◆ Records provided

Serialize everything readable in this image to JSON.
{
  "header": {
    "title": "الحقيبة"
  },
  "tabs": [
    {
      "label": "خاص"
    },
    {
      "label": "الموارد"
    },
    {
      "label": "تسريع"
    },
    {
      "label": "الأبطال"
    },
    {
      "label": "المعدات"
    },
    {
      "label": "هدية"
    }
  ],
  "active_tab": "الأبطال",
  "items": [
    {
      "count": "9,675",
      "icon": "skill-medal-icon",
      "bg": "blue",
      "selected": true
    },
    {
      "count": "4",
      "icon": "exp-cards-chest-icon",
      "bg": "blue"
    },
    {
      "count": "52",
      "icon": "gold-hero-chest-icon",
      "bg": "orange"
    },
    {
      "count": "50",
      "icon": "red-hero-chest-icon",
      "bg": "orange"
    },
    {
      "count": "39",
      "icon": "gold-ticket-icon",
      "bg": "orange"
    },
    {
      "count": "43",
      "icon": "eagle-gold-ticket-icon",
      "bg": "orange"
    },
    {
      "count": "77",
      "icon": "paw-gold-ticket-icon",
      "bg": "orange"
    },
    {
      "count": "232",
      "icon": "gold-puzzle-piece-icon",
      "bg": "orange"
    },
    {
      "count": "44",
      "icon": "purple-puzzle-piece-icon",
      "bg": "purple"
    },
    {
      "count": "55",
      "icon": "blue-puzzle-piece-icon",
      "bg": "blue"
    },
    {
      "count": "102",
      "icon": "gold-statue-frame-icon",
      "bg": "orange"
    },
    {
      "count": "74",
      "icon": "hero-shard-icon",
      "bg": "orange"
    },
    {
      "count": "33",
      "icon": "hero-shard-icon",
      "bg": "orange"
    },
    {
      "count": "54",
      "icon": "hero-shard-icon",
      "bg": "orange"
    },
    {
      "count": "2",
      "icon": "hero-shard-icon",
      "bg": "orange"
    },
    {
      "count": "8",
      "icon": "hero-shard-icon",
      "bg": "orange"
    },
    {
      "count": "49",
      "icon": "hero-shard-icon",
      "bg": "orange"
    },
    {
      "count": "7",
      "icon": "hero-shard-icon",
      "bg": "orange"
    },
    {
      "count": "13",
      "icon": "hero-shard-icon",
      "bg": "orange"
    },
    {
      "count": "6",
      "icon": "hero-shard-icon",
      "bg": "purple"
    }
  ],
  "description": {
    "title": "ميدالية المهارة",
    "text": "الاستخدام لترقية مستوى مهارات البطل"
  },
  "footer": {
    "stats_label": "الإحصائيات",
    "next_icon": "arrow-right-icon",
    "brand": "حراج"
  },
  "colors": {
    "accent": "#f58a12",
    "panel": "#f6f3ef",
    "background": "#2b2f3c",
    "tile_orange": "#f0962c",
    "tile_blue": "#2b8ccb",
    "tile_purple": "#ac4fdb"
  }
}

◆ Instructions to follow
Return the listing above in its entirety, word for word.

◆ Exercise solution
Serialize everything readable in this image to JSON.
{
  "header": {
    "title": "الحقيبة"
  },
  "tabs": [
    {
      "label": "خاص"
    },
    {
      "label": "الموارد"
    },
    {
      "label": "تسريع"
    },
    {
      "label": "الأبطال"
    },
    {
      "label": "المعدات"
    },
    {
      "label": "هدية"
    }
  ],
  "active_tab": "الأبطال",
  "items": [
    {
      "count": "9,675",
      "icon": "skill-medal-icon",
      "bg": "blue",
      "selected": true
    },
    {
      "count": "4",
      "icon": "exp-cards-chest-icon",
      "bg": "blue"
    },
    {
      "count": "52",
      "icon": "gold-hero-chest-icon",
      "bg": "orange"
    },
    {
      "count": "50",
      "icon": "red-hero-chest-icon",
      "bg": "orange"
    },
    {
      "count": "39",
      "icon": "gold-ticket-icon",
      "bg": "orange"
    },
    {
      "count": "43",
      "icon": "eagle-gold-ticket-icon",
      "bg": "orange"
    },
    {
      "count": "77",
      "icon": "paw-gold-ticket-icon",
      "bg": "orange"
    },
    {
      "count": "232",
      "icon": "gold-puzzle-piece-icon",
      "bg": "orange"
    },
    {
      "count": "44",
      "icon": "purple-puzzle-piece-icon",
      "bg": "purple"
    },
    {
      "count": "55",
      "icon": "blue-puzzle-piece-icon",
      "bg": "blue"
    },
    {
      "count": "102",
      "icon": "gold-statue-frame-icon",
      "bg": "orange"
    },
    {
      "count": "74",
      "icon": "hero-shard-icon",
      "bg": "orange"
    },
    {
      "count": "33",
      "icon": "hero-shard-icon",
      "bg": "orange"
    },
    {
      "count": "54",
      "icon": "hero-shard-icon",
      "bg": "orange"
    },
    {
      "count": "2",
      "icon": "hero-shard-icon",
      "bg": "orange"
    },
    {
      "count": "8",
      "icon": "hero-shard-icon",
      "bg": "orange"
    },
    {
      "count": "49",
      "icon": "hero-shard-icon",
      "bg": "orange"
    },
    {
      "count": "7",
      "icon": "hero-shard-icon",
      "bg": "orange"
    },
    {
      "count": "13",
      "icon": "hero-shard-icon",
      "bg": "orange"
    },
    {
      "count": "6",
      "icon": "hero-shard-icon",
      "bg": "purple"
    }
  ],
  "description": {
    "title": "ميدالية المهارة",
    "text": "الاستخدام لترقية مستوى مهارات البطل"
  },
  "footer": {
    "stats_label": "الإحصائيات",
    "next_icon": "arrow-right-icon",
    "brand": "حراج"
  },
  "colors": {
    "accent": "#f58a12",
    "panel": "#f6f3ef",
    "background": "#2b2f3c",
    "tile_orange": "#f0962c",
    "tile_blue": "#2b8ccb",
    "tile_purple": "#ac4fdb"
  }
}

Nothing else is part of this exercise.